I know the impact of a positive adult influence in a child’s life. Since 2010, I’ve mentored a young girl who has grown up in very difficult circumstances. We get together a couple of times a month to spend quality time. In those years, I’ve watched her grades improve and her horizons expand. I know our relationship, at least in small part, has something to do with that.

There are so many challenges kids face in today’s modern world, from bullying to academics to sexual pressures to substance abuse. It would be difficult to navigate for anyone. Because teens lack life experience, they often make decisions that leave adults shaking their heads in exasperation.

There’s a reason why teen behavior is so baffling, and it has to do with their brain composition. The last part of the brain to mature is the prefrontal cortex, otherwise known as the “command center” of the brain. It controls a ton of important functions, including mood, behavior and sleep.

It also helps a person determine right from wrong and think about the consequences of their actions. A young person’s prefrontal cortex is not fully developed until their early to mid 20s. Explains a lot, huh?

As a mentor, you can help youth make better decisions just by giving a few hours of your time each month. Go out for a run, play basketball, cook a healthy meal or work on homework together. It doesn’t have to be expensive or fancy. What’s important is that you’re together.

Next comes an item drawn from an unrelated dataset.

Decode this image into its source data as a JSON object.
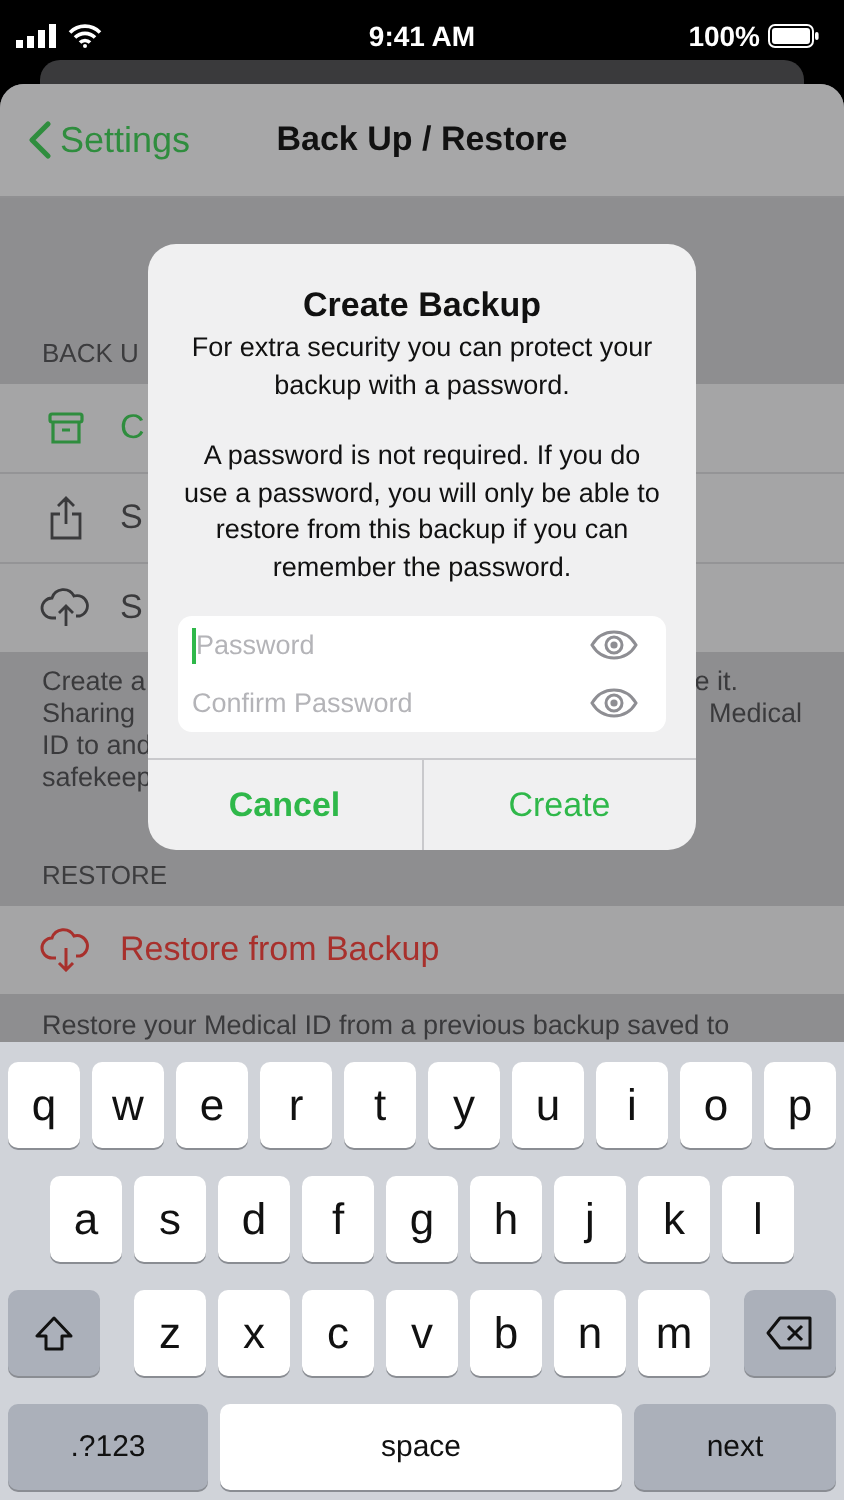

When you’re talking, remember this saying: “We have two ears and one mouth so that we can listen twice as much as we speak.” As adults, our natural inclination is to tell kids exactly what to do and how to do it. We want to help them avoid the mistakes we made. Your intentions may be good, but more often than not, it backfires.

Sometimes, you have to keep your mouth shut, as hard as it may be. Your role is to influence, not dictate. Kids have to reach their own decisions, even if that means they will experience a negative outcome.

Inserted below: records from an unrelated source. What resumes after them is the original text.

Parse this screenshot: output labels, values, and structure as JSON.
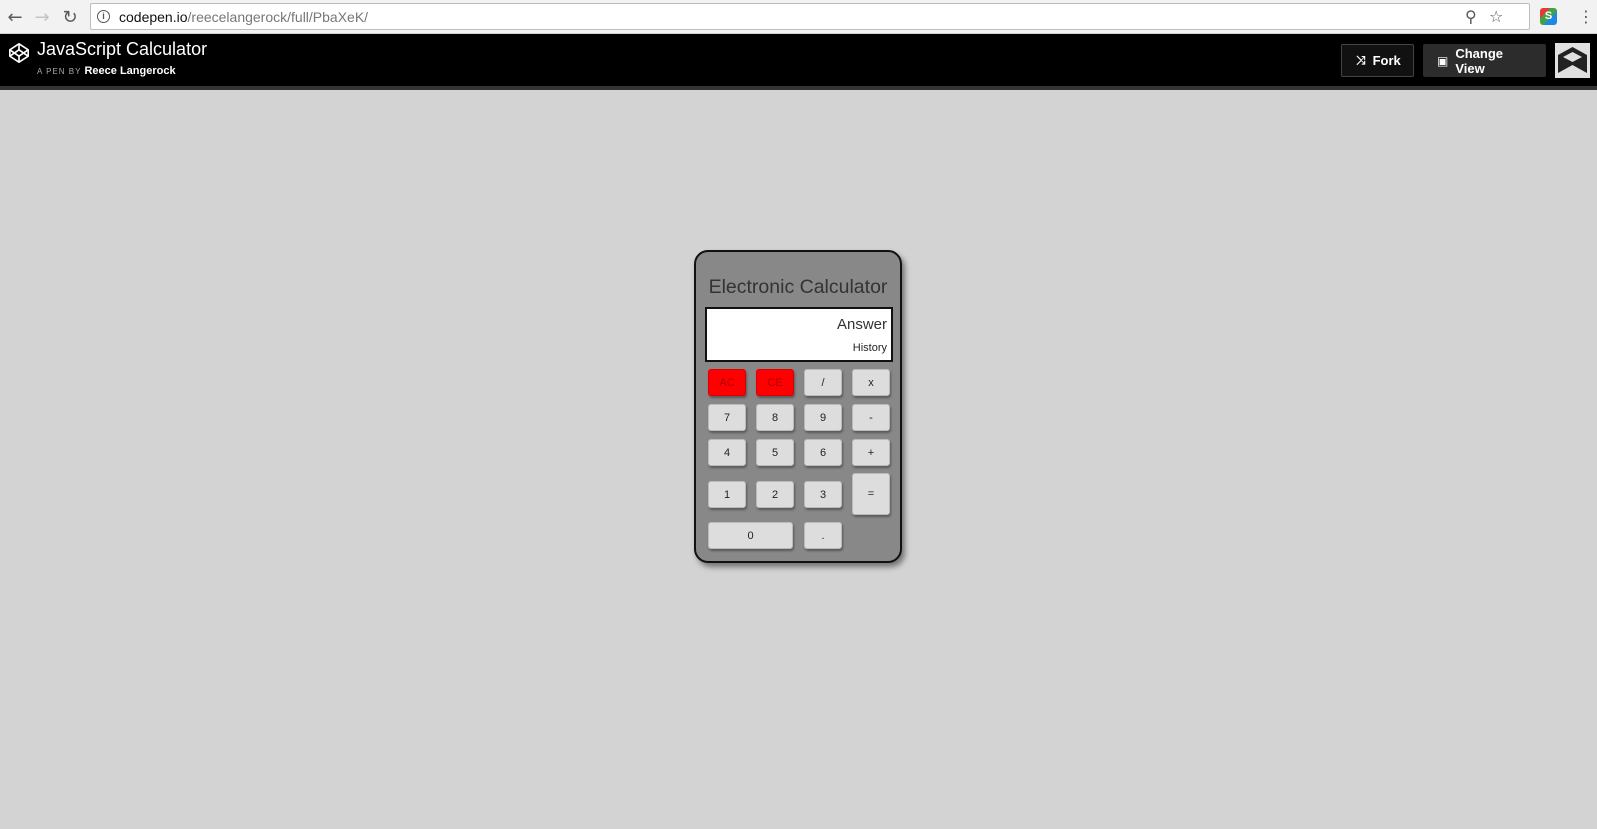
{
  "browser": {
    "url_host": "codepen.io",
    "url_path": "/reecelangerock/full/PbaXeK/",
    "icons": [
      "back-arrow-icon",
      "forward-arrow-icon",
      "reload-icon",
      "info-icon",
      "zoom-icon",
      "star-icon",
      "extension-icon",
      "menu-icon"
    ]
  },
  "header": {
    "title": "JavaScript Calculator",
    "byline": "A PEN BY",
    "author": "Reece Langerock",
    "fork_label": "Fork",
    "change_view_label": "Change View"
  },
  "calculator": {
    "title": "Electronic Calculator",
    "answer": "Answer",
    "history": "History",
    "keys": {
      "ac": "AC",
      "ce": "CE",
      "divide": "/",
      "multiply": "x",
      "seven": "7",
      "eight": "8",
      "nine": "9",
      "minus": "-",
      "four": "4",
      "five": "5",
      "six": "6",
      "plus": "+",
      "one": "1",
      "two": "2",
      "three": "3",
      "equals": "=",
      "zero": "0",
      "decimal": "."
    },
    "colors": {
      "clear_keys": "#ff0000",
      "body": "#888888",
      "page_background": "#d3d3d3"
    }
  }
}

Mistakes are a natural part of life and help us learn. When kids make bad choices (as they inevitably will), it’s your job to hold them accountable without shame or judgment.

Many kids in our community lack a stable adult influence. This month, take the time to impact the life of a child. You’ll be so glad you did. You don’t need special skills or a dazzling resume. Just a heart for helping kids.

Find out how you can impact at-risk teens at Richard Yoakley School on our Alternative School Outreach page.